Cherish this opportunity to be as good to your father as he was to you as you grew. It will make the ultimate loss easier to bear, knowing you did all you could. May God bless you as you continue to care for your father. (04/21/2009)
Call your Area Agency on Aging, they have many helping services you may apply for. Also take care of you. As your health and mental health is important in caring for your dad. Accept any help you may be offered, especially "time" for yourself to get out and do something fun. It can be very stressful, but when he passes you will miss him terribly, so be sure to do for yourself while you are caring for him. (05/01/2009)
The main thing I think (I do live-in elder care 4 days per week) is to have a schedule and try to stick to it no matter what happens. Seek all possible outside help and while there probably aren't too many of his friends still around or mobile there is bound to be some neighbor/friend/relative who could sit with him and talk about "old times" and things familiar while you take a well earned break. Every time I feel like "running away and joining the circus" I think about both my parents, now long gone, and try to do to my "patient" as I would want someone to do for my parents.
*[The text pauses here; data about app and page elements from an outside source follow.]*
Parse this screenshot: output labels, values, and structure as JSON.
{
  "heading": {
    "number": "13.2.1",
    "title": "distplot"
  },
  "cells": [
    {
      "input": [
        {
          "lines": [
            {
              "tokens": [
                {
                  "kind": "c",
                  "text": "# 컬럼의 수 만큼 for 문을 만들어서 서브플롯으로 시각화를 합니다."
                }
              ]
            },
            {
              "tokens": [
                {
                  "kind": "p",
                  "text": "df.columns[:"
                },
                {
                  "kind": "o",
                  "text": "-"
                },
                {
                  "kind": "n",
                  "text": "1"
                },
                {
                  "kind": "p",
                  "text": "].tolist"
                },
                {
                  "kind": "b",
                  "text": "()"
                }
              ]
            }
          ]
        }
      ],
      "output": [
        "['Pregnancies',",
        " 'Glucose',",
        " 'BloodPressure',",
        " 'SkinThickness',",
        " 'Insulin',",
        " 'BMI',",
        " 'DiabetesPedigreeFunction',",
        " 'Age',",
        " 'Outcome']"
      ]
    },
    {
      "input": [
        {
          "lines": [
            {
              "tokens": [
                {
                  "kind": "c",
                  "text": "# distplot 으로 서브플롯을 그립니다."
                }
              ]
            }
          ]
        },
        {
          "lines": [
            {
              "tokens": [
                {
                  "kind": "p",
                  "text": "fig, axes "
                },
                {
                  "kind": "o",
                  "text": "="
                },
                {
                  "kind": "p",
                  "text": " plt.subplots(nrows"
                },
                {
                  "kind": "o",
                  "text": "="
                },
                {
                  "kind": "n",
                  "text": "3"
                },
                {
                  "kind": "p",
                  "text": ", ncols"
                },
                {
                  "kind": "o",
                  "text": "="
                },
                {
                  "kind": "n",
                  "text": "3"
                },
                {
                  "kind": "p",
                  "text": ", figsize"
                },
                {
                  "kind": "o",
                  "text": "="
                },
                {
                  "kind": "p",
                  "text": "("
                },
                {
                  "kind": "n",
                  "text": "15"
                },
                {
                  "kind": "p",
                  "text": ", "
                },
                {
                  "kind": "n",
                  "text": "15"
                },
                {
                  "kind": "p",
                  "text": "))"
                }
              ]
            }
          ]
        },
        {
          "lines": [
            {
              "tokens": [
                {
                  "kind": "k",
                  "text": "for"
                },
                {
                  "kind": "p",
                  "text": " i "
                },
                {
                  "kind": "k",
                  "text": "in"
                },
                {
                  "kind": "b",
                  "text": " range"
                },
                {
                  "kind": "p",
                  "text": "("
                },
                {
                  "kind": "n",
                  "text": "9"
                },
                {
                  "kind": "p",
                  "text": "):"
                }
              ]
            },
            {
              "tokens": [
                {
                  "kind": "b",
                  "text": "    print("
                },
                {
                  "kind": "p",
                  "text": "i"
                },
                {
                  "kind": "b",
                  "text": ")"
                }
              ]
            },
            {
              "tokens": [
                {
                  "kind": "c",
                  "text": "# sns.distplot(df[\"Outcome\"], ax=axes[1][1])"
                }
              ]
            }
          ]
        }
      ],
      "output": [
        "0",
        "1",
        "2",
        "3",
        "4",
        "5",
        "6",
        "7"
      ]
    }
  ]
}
God bless and good luck. (06/22/2009)
Add your voice! Click below to comment. ThriftyFun is powered by your wisdom!